- Input material
=== Section Start ===

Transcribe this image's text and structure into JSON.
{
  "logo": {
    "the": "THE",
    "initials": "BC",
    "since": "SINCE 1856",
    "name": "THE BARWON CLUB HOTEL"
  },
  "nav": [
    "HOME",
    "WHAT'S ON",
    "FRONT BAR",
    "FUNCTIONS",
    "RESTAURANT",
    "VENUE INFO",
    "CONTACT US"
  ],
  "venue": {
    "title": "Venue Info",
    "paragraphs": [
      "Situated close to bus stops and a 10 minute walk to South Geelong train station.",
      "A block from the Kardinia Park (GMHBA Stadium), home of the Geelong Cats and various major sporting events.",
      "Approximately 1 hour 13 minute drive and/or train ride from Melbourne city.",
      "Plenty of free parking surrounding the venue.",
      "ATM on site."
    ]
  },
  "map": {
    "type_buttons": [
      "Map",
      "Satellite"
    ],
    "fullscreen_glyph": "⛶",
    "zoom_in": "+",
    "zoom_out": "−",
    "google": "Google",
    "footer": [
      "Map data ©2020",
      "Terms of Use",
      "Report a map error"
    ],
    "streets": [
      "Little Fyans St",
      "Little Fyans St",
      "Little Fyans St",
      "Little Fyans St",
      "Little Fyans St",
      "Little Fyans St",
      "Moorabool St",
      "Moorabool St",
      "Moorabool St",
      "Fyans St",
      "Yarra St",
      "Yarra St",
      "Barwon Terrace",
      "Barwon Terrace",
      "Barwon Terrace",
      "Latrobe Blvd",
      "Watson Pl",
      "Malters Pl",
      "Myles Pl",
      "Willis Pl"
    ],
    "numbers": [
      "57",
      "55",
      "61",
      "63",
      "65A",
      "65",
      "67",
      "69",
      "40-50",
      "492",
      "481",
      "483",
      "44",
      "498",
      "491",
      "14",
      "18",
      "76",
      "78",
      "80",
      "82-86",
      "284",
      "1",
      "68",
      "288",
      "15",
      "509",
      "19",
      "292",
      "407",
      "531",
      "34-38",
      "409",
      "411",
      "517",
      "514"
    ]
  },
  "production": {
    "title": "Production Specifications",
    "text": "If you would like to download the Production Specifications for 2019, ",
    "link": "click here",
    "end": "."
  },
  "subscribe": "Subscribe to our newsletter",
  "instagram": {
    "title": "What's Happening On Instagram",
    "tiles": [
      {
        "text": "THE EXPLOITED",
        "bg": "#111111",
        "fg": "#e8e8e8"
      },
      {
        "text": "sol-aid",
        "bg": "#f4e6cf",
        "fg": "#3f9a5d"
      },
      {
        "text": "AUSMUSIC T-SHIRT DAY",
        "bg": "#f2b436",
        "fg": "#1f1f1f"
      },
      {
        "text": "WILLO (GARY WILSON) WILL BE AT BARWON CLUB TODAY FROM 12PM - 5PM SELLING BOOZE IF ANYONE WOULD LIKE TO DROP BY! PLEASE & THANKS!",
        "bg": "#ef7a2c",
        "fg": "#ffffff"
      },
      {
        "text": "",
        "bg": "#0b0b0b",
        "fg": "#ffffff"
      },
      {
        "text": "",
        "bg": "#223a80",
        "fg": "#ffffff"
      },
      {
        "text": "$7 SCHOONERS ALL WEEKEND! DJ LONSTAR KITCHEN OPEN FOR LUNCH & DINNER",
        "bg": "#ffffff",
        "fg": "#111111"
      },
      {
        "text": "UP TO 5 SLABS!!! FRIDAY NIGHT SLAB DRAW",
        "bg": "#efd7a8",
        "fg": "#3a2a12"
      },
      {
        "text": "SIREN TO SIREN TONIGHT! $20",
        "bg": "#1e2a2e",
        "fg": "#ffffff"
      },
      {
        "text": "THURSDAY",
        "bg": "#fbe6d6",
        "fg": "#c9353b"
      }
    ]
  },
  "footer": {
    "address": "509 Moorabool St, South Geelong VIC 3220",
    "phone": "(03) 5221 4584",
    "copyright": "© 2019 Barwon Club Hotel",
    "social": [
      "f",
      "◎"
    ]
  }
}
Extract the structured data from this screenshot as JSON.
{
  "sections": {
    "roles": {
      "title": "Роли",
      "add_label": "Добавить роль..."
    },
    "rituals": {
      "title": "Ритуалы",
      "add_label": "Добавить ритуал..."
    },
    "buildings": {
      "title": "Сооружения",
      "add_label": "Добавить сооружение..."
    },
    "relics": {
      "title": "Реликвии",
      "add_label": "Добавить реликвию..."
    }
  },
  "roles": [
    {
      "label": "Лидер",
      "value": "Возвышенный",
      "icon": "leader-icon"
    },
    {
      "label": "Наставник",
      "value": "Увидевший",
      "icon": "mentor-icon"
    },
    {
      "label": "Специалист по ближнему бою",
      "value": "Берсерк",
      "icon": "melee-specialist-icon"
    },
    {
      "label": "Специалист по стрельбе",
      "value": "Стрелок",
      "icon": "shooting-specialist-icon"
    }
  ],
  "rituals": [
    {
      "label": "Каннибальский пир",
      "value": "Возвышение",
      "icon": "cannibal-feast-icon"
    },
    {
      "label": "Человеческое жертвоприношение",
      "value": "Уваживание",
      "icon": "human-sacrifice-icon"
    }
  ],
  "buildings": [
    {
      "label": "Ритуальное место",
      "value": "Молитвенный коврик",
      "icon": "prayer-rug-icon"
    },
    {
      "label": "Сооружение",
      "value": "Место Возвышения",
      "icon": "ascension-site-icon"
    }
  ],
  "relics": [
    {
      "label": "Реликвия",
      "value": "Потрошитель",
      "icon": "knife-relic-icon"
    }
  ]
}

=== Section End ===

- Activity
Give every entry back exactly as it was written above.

- Reply
Transcribe this image's text and structure into JSON.
{
  "logo": {
    "the": "THE",
    "initials": "BC",
    "since": "SINCE 1856",
    "name": "THE BARWON CLUB HOTEL"
  },
  "nav": [
    "HOME",
    "WHAT'S ON",
    "FRONT BAR",
    "FUNCTIONS",
    "RESTAURANT",
    "VENUE INFO",
    "CONTACT US"
  ],
  "venue": {
    "title": "Venue Info",
    "paragraphs": [
      "Situated close to bus stops and a 10 minute walk to South Geelong train station.",
      "A block from the Kardinia Park (GMHBA Stadium), home of the Geelong Cats and various major sporting events.",
      "Approximately 1 hour 13 minute drive and/or train ride from Melbourne city.",
      "Plenty of free parking surrounding the venue.",
      "ATM on site."
    ]
  },
  "map": {
    "type_buttons": [
      "Map",
      "Satellite"
    ],
    "fullscreen_glyph": "⛶",
    "zoom_in": "+",
    "zoom_out": "−",
    "google": "Google",
    "footer": [
      "Map data ©2020",
      "Terms of Use",
      "Report a map error"
    ],
    "streets": [
      "Little Fyans St",
      "Little Fyans St",
      "Little Fyans St",
      "Little Fyans St",
      "Little Fyans St",
      "Little Fyans St",
      "Moorabool St",
      "Moorabool St",
      "Moorabool St",
      "Fyans St",
      "Yarra St",
      "Yarra St",
      "Barwon Terrace",
      "Barwon Terrace",
      "Barwon Terrace",
      "Latrobe Blvd",
      "Watson Pl",
      "Malters Pl",
      "Myles Pl",
      "Willis Pl"
    ],
    "numbers": [
      "57",
      "55",
      "61",
      "63",
      "65A",
      "65",
      "67",
      "69",
      "40-50",
      "492",
      "481",
      "483",
      "44",
      "498",
      "491",
      "14",
      "18",
      "76",
      "78",
      "80",
      "82-86",
      "284",
      "1",
      "68",
      "288",
      "15",
      "509",
      "19",
      "292",
      "407",
      "531",
      "34-38",
      "409",
      "411",
      "517",
      "514"
    ]
  },
  "production": {
    "title": "Production Specifications",
    "text": "If you would like to download the Production Specifications for 2019, ",
    "link": "click here",
    "end": "."
  },
  "subscribe": "Subscribe to our newsletter",
  "instagram": {
    "title": "What's Happening On Instagram",
    "tiles": [
      {
        "text": "THE EXPLOITED",
        "bg": "#111111",
        "fg": "#e8e8e8"
      },
      {
        "text": "sol-aid",
        "bg": "#f4e6cf",
        "fg": "#3f9a5d"
      },
      {
        "text": "AUSMUSIC T-SHIRT DAY",
        "bg": "#f2b436",
        "fg": "#1f1f1f"
      },
      {
        "text": "WILLO (GARY WILSON) WILL BE AT BARWON CLUB TODAY FROM 12PM - 5PM SELLING BOOZE IF ANYONE WOULD LIKE TO DROP BY! PLEASE & THANKS!",
        "bg": "#ef7a2c",
        "fg": "#ffffff"
      },
      {
        "text": "",
        "bg": "#0b0b0b",
        "fg": "#ffffff"
      },
      {
        "text": "",
        "bg": "#223a80",
        "fg": "#ffffff"
      },
      {
        "text": "$7 SCHOONERS ALL WEEKEND! DJ LONSTAR KITCHEN OPEN FOR LUNCH & DINNER",
        "bg": "#ffffff",
        "fg": "#111111"
      },
      {
        "text": "UP TO 5 SLABS!!! FRIDAY NIGHT SLAB DRAW",
        "bg": "#efd7a8",
        "fg": "#3a2a12"
      },
      {
        "text": "SIREN TO SIREN TONIGHT! $20",
        "bg": "#1e2a2e",
        "fg": "#ffffff"
      },
      {
        "text": "THURSDAY",
        "bg": "#fbe6d6",
        "fg": "#c9353b"
      }
    ]
  },
  "footer": {
    "address": "509 Moorabool St, South Geelong VIC 3220",
    "phone": "(03) 5221 4584",
    "copyright": "© 2019 Barwon Club Hotel",
    "social": [
      "f",
      "◎"
    ]
  }
}
Extract the structured data from this screenshot as JSON.
{
  "sections": {
    "roles": {
      "title": "Роли",
      "add_label": "Добавить роль..."
    },
    "rituals": {
      "title": "Ритуалы",
      "add_label": "Добавить ритуал..."
    },
    "buildings": {
      "title": "Сооружения",
      "add_label": "Добавить сооружение..."
    },
    "relics": {
      "title": "Реликвии",
      "add_label": "Добавить реликвию..."
    }
  },
  "roles": [
    {
      "label": "Лидер",
      "value": "Возвышенный",
      "icon": "leader-icon"
    },
    {
      "label": "Наставник",
      "value": "Увидевший",
      "icon": "mentor-icon"
    },
    {
      "label": "Специалист по ближнему бою",
      "value": "Берсерк",
      "icon": "melee-specialist-icon"
    },
    {
      "label": "Специалист по стрельбе",
      "value": "Стрелок",
      "icon": "shooting-specialist-icon"
    }
  ],
  "rituals": [
    {
      "label": "Каннибальский пир",
      "value": "Возвышение",
      "icon": "cannibal-feast-icon"
    },
    {
      "label": "Человеческое жертвоприношение",
      "value": "Уваживание",
      "icon": "human-sacrifice-icon"
    }
  ],
  "buildings": [
    {
      "label": "Ритуальное место",
      "value": "Молитвенный коврик",
      "icon": "prayer-rug-icon"
    },
    {
      "label": "Сооружение",
      "value": "Место Возвышения",
      "icon": "ascension-site-icon"
    }
  ],
  "relics": [
    {
      "label": "Реликвия",
      "value": "Потрошитель",
      "icon": "knife-relic-icon"
    }
  ]
}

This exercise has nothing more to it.